'I do not believe there are capability differences,' she said, referring to comments by Harvard University president Lawrence Summers that girls may be inherently less likely to excel in sciences than boys.

'But girls are not ending up on an equal footing in the workplace. It's not because they can't do it. It's not because they have an innate inability to perform at those levels. It's much more complex. A girls' school helps you deal with some of the complexities that are cultural and stereotyping.'

Ms Gordon has 25 years' experience in co-educational schooling and seven at the Bishop Strachan girls' boarding school. While she said there were 'indisputable' physiological differences between the brains of girls and boys, she believed it was teaching styles, upbringing and cultural dictates that determined performance.

Timothy Ha Wing-ho, principal of the all-boys St Paul's College, is ambivalent about the benefits of segregating students. 'The main strength of a single-sex school is a greater school spirit,' he said.

Still, Mr Ha, who also chairs the Hong Kong Association of Sponsoring Bodies of Schools, said that the social environment of single-sex schools was inadequate.

To address this St Paul's admits girls in Form Six, but they make up a mere 10 per cent of the intake.

'If you were operating in a vacuum, I would prefer co-educational schools because education is to do with nurturing, maturation and social development. Everything else being equal, co-educational school is closer to a microcosm of society,' he said.

Mak Chen Wen-ning, principal of the co-educational Queen Elizabeth School Old Students' Association Secondary School in Tin Shui Wai, who is a physicist by training, doesn't believe a single-sex environment is necessary for boys or girls to achieve their full potential.

However, it was important for girls to be inspired by women in senior positions, in school and the workforce, she said. Her school also tried to support the needs of particular girls and boys by profiling their abilities in languages and maths, and their attitudes to learning, and matching them to the most suitable class.

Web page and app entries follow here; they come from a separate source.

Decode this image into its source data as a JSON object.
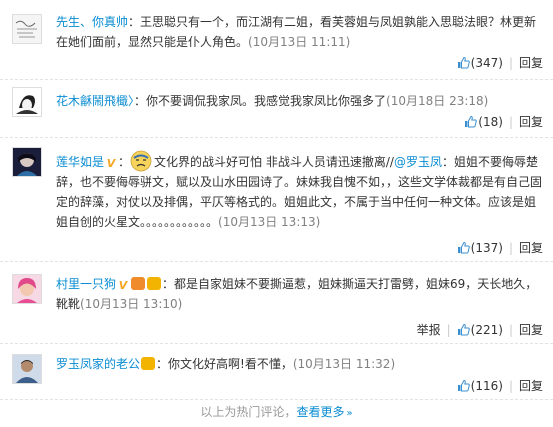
{
  "comments": [
    {
      "user": "先生、你真帅",
      "text_before": "：王思聪只有一个，而江湖有二姐，看芙蓉姐与凤姐孰能入思聪法眼？林更新在她们面前，显然只能是仆人角色。",
      "time": "(10月13日 11:11)",
      "like_count": "(347)",
      "reply_label": "回复"
    },
    {
      "user": "花木龢鬧飛檝〉",
      "text_before": "：你不要调侃我家凤。我感觉我家凤比你强多了",
      "time": "(10月18日 23:18)",
      "like_count": "(18)",
      "reply_label": "回复"
    },
    {
      "user": "莲华如是",
      "text_before": "文化界的战斗好可怕 非战斗人员请迅速撤离//",
      "mention": "@罗玉凤",
      "text_after": "：姐姐不要侮辱楚辞，也不要侮辱骈文，赋以及山水田园诗了。妹妹我自愧不如，，这些文学体裁都是有自己固定的辞藻，对仗以及排偶，平仄等格式的。姐姐此文，不属于当中任何一种文体。应该是姐姐自创的火星文。。。。。。。。。。。。",
      "time": "(10月13日 13:13)",
      "like_count": "(137)",
      "reply_label": "回复"
    },
    {
      "user": "村里一只狗",
      "text_before": "：都是自家姐妹不要撕逼惹，姐妹撕逼天打雷劈，姐妹69，天长地久，靴靴",
      "time": "(10月13日 13:10)",
      "report_label": "举报",
      "like_count": "(221)",
      "reply_label": "回复"
    },
    {
      "user": "罗玉凤家的老公",
      "text_before": "：你文化好高啊!看不懂，",
      "time": "(10月13日 11:32)",
      "like_count": "(116)",
      "reply_label": "回复"
    }
  ],
  "footer": {
    "text": "以上为热门评论，",
    "more_label": "查看更多",
    "more_arrow": "»"
  },
  "colors": {
    "link": "#0a8cd2",
    "time": "#808080",
    "like_blue": "#3a8fd1"
  }
}
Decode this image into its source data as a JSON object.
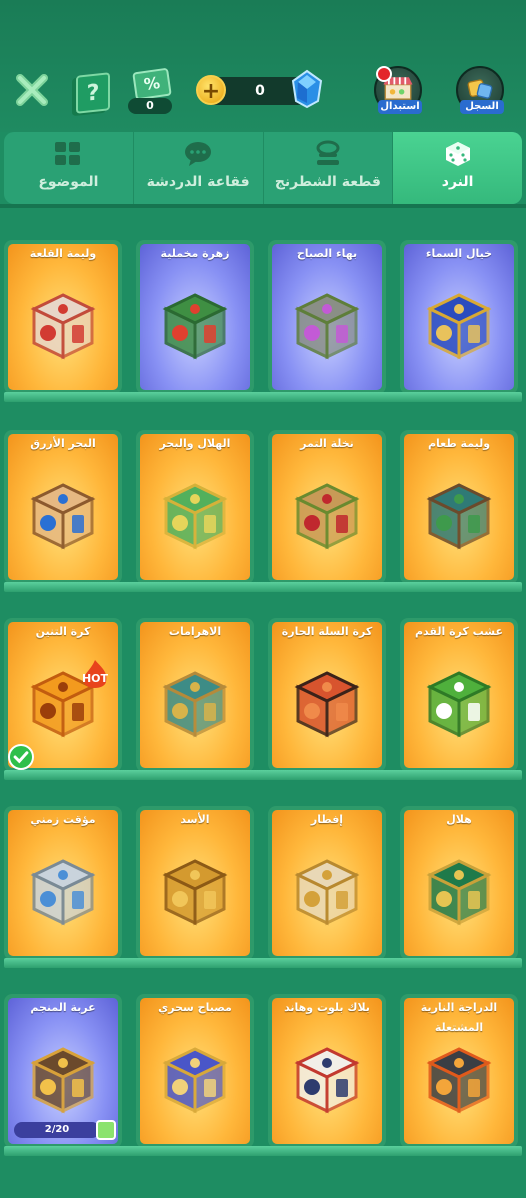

'I'm very gender aware,' Ms Mak said. 'For the sciences, IT and maths I deliberately hunted for female staff and we have a very good balance of men and women.'

Additional reporting by Katherine Forestier.